- REQUIREMENT
The response must contain every line from the records below that has "chevron".

Dataset rows describing interfaces

################

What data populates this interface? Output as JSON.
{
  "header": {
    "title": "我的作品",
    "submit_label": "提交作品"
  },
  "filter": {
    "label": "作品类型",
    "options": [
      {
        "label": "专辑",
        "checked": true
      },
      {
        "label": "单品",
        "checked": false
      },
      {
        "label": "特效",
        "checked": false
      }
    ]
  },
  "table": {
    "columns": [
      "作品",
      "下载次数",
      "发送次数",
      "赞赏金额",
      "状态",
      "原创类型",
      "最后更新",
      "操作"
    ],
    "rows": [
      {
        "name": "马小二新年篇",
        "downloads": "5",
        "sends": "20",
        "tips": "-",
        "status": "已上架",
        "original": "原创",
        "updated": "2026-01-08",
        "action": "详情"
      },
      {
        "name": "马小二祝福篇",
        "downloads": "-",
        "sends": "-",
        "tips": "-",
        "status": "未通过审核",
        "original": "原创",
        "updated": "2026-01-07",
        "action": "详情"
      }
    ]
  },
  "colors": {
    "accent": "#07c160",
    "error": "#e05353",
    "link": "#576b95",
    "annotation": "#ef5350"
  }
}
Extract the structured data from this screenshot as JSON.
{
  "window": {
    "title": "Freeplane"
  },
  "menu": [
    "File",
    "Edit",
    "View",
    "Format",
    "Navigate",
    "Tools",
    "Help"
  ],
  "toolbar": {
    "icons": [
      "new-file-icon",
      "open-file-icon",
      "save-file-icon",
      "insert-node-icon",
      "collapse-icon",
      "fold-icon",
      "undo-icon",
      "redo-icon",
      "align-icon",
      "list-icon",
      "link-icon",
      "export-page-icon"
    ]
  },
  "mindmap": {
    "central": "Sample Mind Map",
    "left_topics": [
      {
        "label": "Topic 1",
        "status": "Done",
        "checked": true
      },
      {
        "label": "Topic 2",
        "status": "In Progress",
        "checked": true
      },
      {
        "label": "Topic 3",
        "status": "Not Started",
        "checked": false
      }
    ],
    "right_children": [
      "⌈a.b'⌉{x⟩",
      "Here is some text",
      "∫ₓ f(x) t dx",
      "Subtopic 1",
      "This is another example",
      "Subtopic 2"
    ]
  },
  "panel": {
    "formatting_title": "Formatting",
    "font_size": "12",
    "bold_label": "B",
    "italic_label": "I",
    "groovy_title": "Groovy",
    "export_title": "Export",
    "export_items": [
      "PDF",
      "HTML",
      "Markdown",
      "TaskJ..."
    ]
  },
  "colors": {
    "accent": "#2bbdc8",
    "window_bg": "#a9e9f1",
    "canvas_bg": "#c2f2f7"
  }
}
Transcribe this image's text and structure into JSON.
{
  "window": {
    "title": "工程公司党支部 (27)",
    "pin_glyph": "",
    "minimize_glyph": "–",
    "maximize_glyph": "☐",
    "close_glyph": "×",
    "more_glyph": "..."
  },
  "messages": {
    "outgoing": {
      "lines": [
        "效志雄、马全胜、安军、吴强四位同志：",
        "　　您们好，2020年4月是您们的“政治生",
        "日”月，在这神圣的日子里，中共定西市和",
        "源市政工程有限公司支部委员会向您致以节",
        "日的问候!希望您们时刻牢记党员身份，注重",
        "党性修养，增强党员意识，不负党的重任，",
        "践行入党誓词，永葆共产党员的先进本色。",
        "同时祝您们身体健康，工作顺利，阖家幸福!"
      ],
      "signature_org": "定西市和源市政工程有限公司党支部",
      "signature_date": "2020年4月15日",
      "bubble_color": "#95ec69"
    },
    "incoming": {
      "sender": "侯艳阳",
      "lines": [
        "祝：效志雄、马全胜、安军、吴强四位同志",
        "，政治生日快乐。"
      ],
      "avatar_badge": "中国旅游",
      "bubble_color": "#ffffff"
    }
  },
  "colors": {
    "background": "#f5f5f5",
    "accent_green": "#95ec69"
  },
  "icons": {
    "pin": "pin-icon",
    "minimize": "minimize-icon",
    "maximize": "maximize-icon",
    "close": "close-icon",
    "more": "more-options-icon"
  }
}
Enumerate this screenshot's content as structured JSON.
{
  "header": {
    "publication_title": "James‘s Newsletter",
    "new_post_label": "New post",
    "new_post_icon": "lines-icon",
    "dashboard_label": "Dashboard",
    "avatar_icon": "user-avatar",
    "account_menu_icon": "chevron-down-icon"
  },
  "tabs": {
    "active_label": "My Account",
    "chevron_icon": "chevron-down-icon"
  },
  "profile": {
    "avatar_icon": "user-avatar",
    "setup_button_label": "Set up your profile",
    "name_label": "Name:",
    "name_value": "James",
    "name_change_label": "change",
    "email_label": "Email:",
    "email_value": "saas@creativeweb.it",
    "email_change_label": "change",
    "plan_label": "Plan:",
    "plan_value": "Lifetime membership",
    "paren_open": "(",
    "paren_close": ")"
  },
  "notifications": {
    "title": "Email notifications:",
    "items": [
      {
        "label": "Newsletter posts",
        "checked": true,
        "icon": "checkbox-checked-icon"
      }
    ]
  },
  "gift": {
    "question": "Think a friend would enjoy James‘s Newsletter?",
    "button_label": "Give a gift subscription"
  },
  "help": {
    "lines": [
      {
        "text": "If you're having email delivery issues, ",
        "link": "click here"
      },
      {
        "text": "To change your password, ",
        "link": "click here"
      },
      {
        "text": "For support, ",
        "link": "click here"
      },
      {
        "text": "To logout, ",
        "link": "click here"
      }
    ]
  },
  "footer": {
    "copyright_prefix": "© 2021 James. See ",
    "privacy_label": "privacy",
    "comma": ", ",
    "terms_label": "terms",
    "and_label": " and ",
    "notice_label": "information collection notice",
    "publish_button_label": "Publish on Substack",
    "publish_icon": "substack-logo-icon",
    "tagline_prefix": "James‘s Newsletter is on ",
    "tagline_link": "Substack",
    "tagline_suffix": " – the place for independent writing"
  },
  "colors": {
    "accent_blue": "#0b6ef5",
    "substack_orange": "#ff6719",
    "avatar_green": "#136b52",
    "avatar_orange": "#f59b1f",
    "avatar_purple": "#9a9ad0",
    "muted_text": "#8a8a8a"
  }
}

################

- WRITTEN RESPONSE
    "account_menu_icon": "chevron-down-icon"
    "chevron_icon": "chevron-down-icon"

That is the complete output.